Dataset rows describing interfaces:

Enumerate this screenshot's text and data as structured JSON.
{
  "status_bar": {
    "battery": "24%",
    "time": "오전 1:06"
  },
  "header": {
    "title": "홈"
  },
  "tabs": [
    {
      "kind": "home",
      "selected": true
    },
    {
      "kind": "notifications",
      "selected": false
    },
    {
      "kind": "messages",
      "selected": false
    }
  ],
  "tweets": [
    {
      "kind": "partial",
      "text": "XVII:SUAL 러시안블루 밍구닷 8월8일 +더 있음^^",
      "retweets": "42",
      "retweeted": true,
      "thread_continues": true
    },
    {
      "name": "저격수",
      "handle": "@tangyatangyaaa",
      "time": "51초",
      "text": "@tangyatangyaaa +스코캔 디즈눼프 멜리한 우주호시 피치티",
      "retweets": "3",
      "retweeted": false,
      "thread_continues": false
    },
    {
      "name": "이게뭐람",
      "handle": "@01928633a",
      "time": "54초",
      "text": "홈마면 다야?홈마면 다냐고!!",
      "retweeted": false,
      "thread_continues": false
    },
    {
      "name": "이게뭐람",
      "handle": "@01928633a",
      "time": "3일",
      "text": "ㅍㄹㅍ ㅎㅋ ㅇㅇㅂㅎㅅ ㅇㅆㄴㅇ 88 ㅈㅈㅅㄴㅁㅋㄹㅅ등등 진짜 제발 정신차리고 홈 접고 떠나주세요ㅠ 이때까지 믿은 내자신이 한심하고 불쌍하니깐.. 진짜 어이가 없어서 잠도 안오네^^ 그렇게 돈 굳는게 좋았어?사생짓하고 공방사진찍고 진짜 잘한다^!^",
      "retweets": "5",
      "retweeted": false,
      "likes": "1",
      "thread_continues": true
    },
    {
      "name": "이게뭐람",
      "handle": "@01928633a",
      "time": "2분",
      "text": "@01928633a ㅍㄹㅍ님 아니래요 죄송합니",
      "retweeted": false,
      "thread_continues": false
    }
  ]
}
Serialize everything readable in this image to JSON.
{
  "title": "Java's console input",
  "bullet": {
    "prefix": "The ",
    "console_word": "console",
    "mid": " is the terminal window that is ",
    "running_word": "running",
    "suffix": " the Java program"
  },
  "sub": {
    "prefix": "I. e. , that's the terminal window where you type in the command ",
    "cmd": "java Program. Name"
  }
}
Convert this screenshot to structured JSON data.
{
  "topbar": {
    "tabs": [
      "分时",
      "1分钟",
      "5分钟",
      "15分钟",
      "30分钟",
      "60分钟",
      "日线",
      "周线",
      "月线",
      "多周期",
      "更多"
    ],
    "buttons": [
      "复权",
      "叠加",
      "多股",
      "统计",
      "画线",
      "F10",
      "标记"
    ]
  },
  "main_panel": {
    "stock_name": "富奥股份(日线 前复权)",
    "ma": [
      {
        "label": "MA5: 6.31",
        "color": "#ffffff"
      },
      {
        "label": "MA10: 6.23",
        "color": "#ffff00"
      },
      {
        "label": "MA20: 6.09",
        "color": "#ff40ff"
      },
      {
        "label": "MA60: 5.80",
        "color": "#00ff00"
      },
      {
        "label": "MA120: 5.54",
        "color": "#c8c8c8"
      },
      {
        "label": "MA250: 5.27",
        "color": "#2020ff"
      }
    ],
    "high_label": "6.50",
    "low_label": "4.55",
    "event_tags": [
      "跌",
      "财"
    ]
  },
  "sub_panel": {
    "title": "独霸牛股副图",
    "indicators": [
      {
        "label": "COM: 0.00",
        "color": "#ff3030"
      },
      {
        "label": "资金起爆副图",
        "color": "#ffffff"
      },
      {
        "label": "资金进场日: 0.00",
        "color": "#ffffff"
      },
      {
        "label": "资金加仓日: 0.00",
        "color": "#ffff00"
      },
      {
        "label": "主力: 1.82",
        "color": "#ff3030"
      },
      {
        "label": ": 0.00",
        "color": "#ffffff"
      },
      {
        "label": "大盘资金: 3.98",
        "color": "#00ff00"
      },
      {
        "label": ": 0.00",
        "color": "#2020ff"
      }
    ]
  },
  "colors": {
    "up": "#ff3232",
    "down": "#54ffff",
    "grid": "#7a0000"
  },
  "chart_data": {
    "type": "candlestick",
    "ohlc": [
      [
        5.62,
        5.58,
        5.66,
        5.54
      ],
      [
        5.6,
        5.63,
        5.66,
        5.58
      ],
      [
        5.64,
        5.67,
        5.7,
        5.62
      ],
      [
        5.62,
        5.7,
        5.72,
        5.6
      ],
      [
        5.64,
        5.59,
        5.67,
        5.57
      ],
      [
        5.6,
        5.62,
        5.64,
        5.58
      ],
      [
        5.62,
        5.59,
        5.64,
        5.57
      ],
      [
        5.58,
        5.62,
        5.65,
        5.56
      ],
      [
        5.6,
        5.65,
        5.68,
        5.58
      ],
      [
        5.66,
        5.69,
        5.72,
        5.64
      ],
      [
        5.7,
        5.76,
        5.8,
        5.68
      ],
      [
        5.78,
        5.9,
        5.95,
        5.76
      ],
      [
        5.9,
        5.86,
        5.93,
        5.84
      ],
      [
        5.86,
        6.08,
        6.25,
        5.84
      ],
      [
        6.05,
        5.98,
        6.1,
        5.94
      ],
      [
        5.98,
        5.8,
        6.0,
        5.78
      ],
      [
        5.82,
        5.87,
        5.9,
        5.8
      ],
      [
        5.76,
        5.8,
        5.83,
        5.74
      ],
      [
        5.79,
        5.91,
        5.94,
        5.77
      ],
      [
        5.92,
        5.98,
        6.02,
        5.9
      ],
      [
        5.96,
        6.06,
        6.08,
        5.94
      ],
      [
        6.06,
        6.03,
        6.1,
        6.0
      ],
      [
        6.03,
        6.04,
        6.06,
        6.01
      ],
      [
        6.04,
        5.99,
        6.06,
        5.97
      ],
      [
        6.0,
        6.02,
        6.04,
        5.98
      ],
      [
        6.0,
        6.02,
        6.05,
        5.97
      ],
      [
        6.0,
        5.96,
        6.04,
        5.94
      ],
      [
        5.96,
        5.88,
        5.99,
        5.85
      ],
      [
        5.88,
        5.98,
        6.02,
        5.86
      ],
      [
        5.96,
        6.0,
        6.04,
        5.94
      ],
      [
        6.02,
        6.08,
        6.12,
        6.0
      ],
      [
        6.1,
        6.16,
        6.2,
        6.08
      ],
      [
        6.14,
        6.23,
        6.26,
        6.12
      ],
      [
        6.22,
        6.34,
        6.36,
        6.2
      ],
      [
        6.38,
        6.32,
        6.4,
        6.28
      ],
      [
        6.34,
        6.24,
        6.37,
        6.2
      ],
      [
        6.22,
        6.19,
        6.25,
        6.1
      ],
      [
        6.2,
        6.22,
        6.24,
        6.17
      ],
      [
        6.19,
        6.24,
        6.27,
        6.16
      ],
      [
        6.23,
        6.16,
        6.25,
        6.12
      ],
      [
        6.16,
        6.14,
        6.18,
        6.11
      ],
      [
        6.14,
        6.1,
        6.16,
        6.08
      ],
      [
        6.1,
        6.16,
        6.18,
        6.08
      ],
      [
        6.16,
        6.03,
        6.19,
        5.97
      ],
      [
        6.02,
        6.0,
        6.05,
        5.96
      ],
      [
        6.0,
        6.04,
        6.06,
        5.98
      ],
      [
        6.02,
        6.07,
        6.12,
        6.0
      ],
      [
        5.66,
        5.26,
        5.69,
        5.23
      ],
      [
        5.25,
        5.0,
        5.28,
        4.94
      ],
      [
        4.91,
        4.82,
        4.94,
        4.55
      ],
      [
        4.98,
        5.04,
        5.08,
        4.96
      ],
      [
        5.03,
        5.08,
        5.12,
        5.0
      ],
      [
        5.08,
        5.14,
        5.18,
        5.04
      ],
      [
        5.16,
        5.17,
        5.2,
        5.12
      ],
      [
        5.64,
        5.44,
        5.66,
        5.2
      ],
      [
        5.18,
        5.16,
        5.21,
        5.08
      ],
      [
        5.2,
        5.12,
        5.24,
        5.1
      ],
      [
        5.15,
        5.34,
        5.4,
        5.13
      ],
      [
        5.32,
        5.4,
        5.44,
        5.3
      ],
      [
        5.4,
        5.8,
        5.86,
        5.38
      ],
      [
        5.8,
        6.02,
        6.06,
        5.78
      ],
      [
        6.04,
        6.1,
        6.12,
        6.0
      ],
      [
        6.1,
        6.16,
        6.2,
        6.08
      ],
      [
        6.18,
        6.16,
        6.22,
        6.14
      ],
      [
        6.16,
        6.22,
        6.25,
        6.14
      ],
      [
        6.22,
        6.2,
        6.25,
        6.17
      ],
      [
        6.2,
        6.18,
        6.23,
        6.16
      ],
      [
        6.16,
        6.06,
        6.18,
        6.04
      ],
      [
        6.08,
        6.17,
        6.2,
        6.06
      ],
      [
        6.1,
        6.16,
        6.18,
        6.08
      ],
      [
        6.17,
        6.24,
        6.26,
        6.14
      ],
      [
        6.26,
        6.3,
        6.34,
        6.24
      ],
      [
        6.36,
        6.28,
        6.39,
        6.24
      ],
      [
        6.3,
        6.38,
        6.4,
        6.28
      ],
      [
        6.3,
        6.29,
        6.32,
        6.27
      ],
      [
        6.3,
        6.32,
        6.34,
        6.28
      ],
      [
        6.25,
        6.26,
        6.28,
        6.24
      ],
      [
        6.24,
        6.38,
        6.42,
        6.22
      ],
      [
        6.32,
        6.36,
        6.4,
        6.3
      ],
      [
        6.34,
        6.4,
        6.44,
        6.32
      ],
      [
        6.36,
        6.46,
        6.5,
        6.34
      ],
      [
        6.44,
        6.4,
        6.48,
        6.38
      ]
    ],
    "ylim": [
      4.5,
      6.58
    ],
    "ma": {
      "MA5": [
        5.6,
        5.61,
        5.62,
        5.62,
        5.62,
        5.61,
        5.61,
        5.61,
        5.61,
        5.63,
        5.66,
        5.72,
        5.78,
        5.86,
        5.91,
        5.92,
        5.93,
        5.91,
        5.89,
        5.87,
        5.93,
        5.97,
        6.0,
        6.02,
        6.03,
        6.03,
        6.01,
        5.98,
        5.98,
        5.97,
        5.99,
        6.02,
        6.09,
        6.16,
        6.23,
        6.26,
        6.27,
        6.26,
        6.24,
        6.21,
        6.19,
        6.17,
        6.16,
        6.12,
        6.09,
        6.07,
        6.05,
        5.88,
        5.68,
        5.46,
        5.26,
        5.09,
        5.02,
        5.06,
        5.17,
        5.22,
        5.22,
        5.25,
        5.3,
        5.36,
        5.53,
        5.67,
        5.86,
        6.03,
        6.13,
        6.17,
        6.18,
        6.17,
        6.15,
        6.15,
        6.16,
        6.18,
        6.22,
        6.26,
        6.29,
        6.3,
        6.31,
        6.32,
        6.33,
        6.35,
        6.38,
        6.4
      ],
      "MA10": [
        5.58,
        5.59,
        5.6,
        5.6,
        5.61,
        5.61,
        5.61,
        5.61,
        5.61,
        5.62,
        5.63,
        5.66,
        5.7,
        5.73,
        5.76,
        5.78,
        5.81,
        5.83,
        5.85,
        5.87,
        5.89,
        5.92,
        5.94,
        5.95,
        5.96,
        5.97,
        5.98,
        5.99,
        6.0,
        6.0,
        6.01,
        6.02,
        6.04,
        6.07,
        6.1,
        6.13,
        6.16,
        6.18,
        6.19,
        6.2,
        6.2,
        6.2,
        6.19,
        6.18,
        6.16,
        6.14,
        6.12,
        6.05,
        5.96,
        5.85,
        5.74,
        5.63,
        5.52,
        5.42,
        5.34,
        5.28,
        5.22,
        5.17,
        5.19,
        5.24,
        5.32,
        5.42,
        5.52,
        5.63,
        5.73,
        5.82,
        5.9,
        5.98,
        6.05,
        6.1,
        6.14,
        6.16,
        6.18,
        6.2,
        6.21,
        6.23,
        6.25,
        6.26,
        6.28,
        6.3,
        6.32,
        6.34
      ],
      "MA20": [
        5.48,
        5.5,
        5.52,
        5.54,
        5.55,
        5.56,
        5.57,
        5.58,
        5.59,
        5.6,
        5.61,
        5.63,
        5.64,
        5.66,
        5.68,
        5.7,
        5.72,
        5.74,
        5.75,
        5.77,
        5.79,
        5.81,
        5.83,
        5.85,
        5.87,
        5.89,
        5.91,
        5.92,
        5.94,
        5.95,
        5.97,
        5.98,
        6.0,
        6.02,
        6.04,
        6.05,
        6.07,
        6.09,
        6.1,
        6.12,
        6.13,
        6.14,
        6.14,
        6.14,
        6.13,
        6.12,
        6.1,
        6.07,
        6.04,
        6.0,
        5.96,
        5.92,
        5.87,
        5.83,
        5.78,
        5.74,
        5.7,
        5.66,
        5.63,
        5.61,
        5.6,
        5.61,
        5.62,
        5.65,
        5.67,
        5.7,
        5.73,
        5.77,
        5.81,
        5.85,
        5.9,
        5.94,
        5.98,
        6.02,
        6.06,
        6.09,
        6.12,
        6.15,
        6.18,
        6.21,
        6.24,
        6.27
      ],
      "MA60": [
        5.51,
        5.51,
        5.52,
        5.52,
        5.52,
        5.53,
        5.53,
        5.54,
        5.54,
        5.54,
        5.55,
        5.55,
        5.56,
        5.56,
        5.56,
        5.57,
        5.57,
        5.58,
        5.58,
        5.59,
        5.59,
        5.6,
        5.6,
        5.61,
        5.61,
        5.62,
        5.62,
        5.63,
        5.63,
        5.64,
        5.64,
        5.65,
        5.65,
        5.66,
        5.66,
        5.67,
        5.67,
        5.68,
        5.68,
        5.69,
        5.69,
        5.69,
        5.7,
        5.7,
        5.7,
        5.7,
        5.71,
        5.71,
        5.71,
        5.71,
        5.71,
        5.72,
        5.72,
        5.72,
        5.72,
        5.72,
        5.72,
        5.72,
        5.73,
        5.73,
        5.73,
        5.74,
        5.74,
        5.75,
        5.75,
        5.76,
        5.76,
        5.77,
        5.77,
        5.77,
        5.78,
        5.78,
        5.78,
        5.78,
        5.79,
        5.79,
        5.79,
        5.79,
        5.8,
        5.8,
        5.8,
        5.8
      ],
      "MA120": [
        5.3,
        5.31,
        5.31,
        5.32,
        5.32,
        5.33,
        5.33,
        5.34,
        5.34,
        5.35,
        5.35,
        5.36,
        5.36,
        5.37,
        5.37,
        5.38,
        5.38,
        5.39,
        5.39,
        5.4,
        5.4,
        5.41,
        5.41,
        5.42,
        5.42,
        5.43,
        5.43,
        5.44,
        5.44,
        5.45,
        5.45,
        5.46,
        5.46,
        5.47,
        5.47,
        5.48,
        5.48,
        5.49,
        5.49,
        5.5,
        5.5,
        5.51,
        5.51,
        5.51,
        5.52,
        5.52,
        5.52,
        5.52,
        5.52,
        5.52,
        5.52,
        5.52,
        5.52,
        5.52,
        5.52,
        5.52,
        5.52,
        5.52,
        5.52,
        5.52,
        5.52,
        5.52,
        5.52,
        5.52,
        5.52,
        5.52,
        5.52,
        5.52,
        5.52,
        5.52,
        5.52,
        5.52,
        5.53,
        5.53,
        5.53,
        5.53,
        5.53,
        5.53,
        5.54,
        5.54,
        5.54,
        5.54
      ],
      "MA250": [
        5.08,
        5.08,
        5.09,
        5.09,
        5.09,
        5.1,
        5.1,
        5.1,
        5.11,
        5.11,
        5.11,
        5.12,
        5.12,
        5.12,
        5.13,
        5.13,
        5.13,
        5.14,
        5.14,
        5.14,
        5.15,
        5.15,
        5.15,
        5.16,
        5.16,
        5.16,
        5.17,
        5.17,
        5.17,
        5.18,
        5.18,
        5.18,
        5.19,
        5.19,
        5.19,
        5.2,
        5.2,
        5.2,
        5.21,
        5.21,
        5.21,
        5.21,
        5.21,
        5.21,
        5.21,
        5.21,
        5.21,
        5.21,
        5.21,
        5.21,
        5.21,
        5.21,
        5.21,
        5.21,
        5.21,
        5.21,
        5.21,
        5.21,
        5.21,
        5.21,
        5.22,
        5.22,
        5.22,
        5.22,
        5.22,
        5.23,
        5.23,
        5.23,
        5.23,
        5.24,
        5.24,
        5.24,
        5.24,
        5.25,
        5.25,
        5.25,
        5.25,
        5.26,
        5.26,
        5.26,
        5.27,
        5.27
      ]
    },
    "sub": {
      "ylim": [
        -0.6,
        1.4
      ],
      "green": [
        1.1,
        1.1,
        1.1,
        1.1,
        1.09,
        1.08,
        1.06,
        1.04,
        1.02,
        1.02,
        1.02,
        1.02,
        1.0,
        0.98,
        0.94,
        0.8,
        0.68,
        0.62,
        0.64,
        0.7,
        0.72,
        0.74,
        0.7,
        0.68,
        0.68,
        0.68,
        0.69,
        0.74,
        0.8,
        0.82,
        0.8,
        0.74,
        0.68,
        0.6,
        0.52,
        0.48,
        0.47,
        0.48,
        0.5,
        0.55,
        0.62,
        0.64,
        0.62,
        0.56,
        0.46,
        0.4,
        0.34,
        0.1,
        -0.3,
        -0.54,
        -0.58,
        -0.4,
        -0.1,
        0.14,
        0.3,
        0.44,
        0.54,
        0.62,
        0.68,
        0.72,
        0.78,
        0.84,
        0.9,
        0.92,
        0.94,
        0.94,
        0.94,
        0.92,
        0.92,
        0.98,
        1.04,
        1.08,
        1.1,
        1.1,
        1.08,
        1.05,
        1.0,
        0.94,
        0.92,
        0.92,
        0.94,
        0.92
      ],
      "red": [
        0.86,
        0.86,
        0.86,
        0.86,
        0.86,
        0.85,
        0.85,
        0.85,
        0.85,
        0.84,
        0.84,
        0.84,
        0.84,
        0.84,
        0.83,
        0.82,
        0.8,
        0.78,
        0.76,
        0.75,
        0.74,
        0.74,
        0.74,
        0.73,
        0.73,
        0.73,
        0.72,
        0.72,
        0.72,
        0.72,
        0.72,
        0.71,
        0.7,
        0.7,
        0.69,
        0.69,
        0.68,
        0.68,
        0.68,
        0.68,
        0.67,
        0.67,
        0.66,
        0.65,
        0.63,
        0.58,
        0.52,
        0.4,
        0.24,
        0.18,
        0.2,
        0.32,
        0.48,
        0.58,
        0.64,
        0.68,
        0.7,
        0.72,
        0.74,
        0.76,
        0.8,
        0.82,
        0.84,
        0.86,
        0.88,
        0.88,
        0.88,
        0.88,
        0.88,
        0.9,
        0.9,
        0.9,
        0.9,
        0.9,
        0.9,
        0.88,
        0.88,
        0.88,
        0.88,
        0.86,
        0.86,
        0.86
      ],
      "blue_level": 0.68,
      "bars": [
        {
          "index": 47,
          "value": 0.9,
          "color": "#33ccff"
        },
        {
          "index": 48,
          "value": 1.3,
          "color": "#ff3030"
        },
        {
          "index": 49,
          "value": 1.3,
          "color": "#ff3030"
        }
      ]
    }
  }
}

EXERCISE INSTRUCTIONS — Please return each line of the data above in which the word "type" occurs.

TASK SOLUTION —
    "prefix": "I. e. , that's the terminal window where you type in the command ",
    "type": "candlestick",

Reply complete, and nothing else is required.